* ASSIGNED TASK: Set down every record below exactly as it stands.

* DATASET RECORDS:
═══

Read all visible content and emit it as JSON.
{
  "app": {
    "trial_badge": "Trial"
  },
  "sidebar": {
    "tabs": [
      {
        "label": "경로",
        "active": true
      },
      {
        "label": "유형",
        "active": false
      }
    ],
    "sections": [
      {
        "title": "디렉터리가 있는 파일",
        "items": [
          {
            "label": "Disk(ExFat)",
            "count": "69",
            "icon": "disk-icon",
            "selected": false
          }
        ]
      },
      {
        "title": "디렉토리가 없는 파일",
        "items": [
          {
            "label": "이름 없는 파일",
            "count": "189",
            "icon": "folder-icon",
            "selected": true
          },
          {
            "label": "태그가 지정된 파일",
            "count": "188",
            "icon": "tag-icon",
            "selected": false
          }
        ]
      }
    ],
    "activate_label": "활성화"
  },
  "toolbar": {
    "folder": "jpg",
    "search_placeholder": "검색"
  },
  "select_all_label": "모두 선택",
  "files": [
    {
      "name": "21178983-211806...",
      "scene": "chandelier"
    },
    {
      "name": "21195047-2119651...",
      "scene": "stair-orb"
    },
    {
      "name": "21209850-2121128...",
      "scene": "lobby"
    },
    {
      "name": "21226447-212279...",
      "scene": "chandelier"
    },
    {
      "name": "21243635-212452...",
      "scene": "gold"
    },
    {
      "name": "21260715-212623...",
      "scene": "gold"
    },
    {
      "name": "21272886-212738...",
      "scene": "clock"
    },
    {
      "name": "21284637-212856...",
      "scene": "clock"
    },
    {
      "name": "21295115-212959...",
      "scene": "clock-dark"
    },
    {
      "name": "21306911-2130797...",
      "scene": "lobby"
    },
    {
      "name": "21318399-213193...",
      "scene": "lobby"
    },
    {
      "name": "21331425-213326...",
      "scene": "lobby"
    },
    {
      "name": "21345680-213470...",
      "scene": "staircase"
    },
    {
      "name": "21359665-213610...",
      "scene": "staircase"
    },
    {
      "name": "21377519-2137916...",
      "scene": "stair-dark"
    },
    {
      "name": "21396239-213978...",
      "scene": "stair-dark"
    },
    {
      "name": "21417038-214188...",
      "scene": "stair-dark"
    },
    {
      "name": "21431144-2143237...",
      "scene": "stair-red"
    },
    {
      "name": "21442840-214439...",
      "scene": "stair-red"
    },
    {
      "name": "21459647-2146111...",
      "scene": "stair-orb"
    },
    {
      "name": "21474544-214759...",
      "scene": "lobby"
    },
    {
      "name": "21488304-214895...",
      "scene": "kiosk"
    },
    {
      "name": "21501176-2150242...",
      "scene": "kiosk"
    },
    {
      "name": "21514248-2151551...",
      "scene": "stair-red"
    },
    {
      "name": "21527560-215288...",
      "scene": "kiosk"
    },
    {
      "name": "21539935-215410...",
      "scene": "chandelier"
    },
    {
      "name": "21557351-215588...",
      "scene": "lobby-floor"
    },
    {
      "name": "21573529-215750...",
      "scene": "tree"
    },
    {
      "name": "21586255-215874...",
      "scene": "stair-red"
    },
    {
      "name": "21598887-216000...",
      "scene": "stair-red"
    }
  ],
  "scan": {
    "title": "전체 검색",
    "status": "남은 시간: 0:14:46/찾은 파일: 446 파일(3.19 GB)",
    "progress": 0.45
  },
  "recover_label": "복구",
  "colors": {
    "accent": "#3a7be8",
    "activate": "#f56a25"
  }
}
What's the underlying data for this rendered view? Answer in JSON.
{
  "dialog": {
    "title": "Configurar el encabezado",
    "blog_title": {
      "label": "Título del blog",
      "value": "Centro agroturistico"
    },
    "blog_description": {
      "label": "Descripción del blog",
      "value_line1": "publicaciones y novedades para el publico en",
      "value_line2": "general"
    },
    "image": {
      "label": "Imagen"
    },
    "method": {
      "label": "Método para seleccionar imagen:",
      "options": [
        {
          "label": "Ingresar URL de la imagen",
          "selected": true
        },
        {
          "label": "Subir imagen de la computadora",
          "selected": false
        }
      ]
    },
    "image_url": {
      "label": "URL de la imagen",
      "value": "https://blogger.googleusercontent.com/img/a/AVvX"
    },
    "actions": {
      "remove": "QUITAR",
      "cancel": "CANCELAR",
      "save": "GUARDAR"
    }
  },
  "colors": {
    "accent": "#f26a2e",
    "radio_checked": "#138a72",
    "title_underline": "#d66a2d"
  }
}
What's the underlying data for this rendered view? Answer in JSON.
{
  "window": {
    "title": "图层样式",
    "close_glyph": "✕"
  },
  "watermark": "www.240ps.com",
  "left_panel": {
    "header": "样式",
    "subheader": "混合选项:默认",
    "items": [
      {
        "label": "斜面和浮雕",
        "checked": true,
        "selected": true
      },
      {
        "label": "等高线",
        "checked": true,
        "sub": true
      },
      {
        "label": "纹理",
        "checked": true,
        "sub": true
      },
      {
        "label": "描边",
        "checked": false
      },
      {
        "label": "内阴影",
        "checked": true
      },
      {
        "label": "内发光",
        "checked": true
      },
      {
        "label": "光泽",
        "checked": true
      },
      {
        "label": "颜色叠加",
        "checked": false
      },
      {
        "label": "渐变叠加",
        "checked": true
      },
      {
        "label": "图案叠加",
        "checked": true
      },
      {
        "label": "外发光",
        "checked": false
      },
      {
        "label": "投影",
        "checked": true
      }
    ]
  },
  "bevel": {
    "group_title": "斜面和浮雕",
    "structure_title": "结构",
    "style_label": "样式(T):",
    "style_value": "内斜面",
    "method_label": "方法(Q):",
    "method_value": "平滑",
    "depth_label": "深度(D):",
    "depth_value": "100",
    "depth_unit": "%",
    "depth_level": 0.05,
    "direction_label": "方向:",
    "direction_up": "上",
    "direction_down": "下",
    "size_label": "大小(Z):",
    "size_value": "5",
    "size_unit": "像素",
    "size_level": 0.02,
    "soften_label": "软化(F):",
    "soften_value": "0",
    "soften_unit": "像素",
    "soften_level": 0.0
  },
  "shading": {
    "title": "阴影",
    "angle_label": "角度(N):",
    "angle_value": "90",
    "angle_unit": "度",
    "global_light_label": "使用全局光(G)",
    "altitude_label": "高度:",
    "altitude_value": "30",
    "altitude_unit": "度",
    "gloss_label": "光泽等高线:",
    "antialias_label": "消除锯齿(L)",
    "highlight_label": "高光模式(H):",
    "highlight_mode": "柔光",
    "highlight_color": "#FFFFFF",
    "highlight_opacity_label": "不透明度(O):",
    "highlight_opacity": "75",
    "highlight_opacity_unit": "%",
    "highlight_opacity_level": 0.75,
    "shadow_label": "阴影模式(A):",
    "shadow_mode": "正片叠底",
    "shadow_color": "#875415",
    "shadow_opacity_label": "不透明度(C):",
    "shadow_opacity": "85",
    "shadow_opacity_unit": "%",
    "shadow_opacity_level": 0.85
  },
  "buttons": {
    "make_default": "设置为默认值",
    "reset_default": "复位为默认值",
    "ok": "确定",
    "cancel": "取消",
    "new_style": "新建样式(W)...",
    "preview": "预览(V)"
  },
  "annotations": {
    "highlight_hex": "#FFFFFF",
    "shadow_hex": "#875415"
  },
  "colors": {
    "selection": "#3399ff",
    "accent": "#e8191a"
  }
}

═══

* PROBLEM SOLUTION:
Read all visible content and emit it as JSON.
{
  "app": {
    "trial_badge": "Trial"
  },
  "sidebar": {
    "tabs": [
      {
        "label": "경로",
        "active": true
      },
      {
        "label": "유형",
        "active": false
      }
    ],
    "sections": [
      {
        "title": "디렉터리가 있는 파일",
        "items": [
          {
            "label": "Disk(ExFat)",
            "count": "69",
            "icon": "disk-icon",
            "selected": false
          }
        ]
      },
      {
        "title": "디렉토리가 없는 파일",
        "items": [
          {
            "label": "이름 없는 파일",
            "count": "189",
            "icon": "folder-icon",
            "selected": true
          },
          {
            "label": "태그가 지정된 파일",
            "count": "188",
            "icon": "tag-icon",
            "selected": false
          }
        ]
      }
    ],
    "activate_label": "활성화"
  },
  "toolbar": {
    "folder": "jpg",
    "search_placeholder": "검색"
  },
  "select_all_label": "모두 선택",
  "files": [
    {
      "name": "21178983-211806...",
      "scene": "chandelier"
    },
    {
      "name": "21195047-2119651...",
      "scene": "stair-orb"
    },
    {
      "name": "21209850-2121128...",
      "scene": "lobby"
    },
    {
      "name": "21226447-212279...",
      "scene": "chandelier"
    },
    {
      "name": "21243635-212452...",
      "scene": "gold"
    },
    {
      "name": "21260715-212623...",
      "scene": "gold"
    },
    {
      "name": "21272886-212738...",
      "scene": "clock"
    },
    {
      "name": "21284637-212856...",
      "scene": "clock"
    },
    {
      "name": "21295115-212959...",
      "scene": "clock-dark"
    },
    {
      "name": "21306911-2130797...",
      "scene": "lobby"
    },
    {
      "name": "21318399-213193...",
      "scene": "lobby"
    },
    {
      "name": "21331425-213326...",
      "scene": "lobby"
    },
    {
      "name": "21345680-213470...",
      "scene": "staircase"
    },
    {
      "name": "21359665-213610...",
      "scene": "staircase"
    },
    {
      "name": "21377519-2137916...",
      "scene": "stair-dark"
    },
    {
      "name": "21396239-213978...",
      "scene": "stair-dark"
    },
    {
      "name": "21417038-214188...",
      "scene": "stair-dark"
    },
    {
      "name": "21431144-2143237...",
      "scene": "stair-red"
    },
    {
      "name": "21442840-214439...",
      "scene": "stair-red"
    },
    {
      "name": "21459647-2146111...",
      "scene": "stair-orb"
    },
    {
      "name": "21474544-214759...",
      "scene": "lobby"
    },
    {
      "name": "21488304-214895...",
      "scene": "kiosk"
    },
    {
      "name": "21501176-2150242...",
      "scene": "kiosk"
    },
    {
      "name": "21514248-2151551...",
      "scene": "stair-red"
    },
    {
      "name": "21527560-215288...",
      "scene": "kiosk"
    },
    {
      "name": "21539935-215410...",
      "scene": "chandelier"
    },
    {
      "name": "21557351-215588...",
      "scene": "lobby-floor"
    },
    {
      "name": "21573529-215750...",
      "scene": "tree"
    },
    {
      "name": "21586255-215874...",
      "scene": "stair-red"
    },
    {
      "name": "21598887-216000...",
      "scene": "stair-red"
    }
  ],
  "scan": {
    "title": "전체 검색",
    "status": "남은 시간: 0:14:46/찾은 파일: 446 파일(3.19 GB)",
    "progress": 0.45
  },
  "recover_label": "복구",
  "colors": {
    "accent": "#3a7be8",
    "activate": "#f56a25"
  }
}
What's the underlying data for this rendered view? Answer in JSON.
{
  "dialog": {
    "title": "Configurar el encabezado",
    "blog_title": {
      "label": "Título del blog",
      "value": "Centro agroturistico"
    },
    "blog_description": {
      "label": "Descripción del blog",
      "value_line1": "publicaciones y novedades para el publico en",
      "value_line2": "general"
    },
    "image": {
      "label": "Imagen"
    },
    "method": {
      "label": "Método para seleccionar imagen:",
      "options": [
        {
          "label": "Ingresar URL de la imagen",
          "selected": true
        },
        {
          "label": "Subir imagen de la computadora",
          "selected": false
        }
      ]
    },
    "image_url": {
      "label": "URL de la imagen",
      "value": "https://blogger.googleusercontent.com/img/a/AVvX"
    },
    "actions": {
      "remove": "QUITAR",
      "cancel": "CANCELAR",
      "save": "GUARDAR"
    }
  },
  "colors": {
    "accent": "#f26a2e",
    "radio_checked": "#138a72",
    "title_underline": "#d66a2d"
  }
}
What's the underlying data for this rendered view? Answer in JSON.
{
  "window": {
    "title": "图层样式",
    "close_glyph": "✕"
  },
  "watermark": "www.240ps.com",
  "left_panel": {
    "header": "样式",
    "subheader": "混合选项:默认",
    "items": [
      {
        "label": "斜面和浮雕",
        "checked": true,
        "selected": true
      },
      {
        "label": "等高线",
        "checked": true,
        "sub": true
      },
      {
        "label": "纹理",
        "checked": true,
        "sub": true
      },
      {
        "label": "描边",
        "checked": false
      },
      {
        "label": "内阴影",
        "checked": true
      },
      {
        "label": "内发光",
        "checked": true
      },
      {
        "label": "光泽",
        "checked": true
      },
      {
        "label": "颜色叠加",
        "checked": false
      },
      {
        "label": "渐变叠加",
        "checked": true
      },
      {
        "label": "图案叠加",
        "checked": true
      },
      {
        "label": "外发光",
        "checked": false
      },
      {
        "label": "投影",
        "checked": true
      }
    ]
  },
  "bevel": {
    "group_title": "斜面和浮雕",
    "structure_title": "结构",
    "style_label": "样式(T):",
    "style_value": "内斜面",
    "method_label": "方法(Q):",
    "method_value": "平滑",
    "depth_label": "深度(D):",
    "depth_value": "100",
    "depth_unit": "%",
    "depth_level": 0.05,
    "direction_label": "方向:",
    "direction_up": "上",
    "direction_down": "下",
    "size_label": "大小(Z):",
    "size_value": "5",
    "size_unit": "像素",
    "size_level": 0.02,
    "soften_label": "软化(F):",
    "soften_value": "0",
    "soften_unit": "像素",
    "soften_level": 0.0
  },
  "shading": {
    "title": "阴影",
    "angle_label": "角度(N):",
    "angle_value": "90",
    "angle_unit": "度",
    "global_light_label": "使用全局光(G)",
    "altitude_label": "高度:",
    "altitude_value": "30",
    "altitude_unit": "度",
    "gloss_label": "光泽等高线:",
    "antialias_label": "消除锯齿(L)",
    "highlight_label": "高光模式(H):",
    "highlight_mode": "柔光",
    "highlight_color": "#FFFFFF",
    "highlight_opacity_label": "不透明度(O):",
    "highlight_opacity": "75",
    "highlight_opacity_unit": "%",
    "highlight_opacity_level": 0.75,
    "shadow_label": "阴影模式(A):",
    "shadow_mode": "正片叠底",
    "shadow_color": "#875415",
    "shadow_opacity_label": "不透明度(C):",
    "shadow_opacity": "85",
    "shadow_opacity_unit": "%",
    "shadow_opacity_level": 0.85
  },
  "buttons": {
    "make_default": "设置为默认值",
    "reset_default": "复位为默认值",
    "ok": "确定",
    "cancel": "取消",
    "new_style": "新建样式(W)...",
    "preview": "预览(V)"
  },
  "annotations": {
    "highlight_hex": "#FFFFFF",
    "shadow_hex": "#875415"
  },
  "colors": {
    "selection": "#3399ff",
    "accent": "#e8191a"
  }
}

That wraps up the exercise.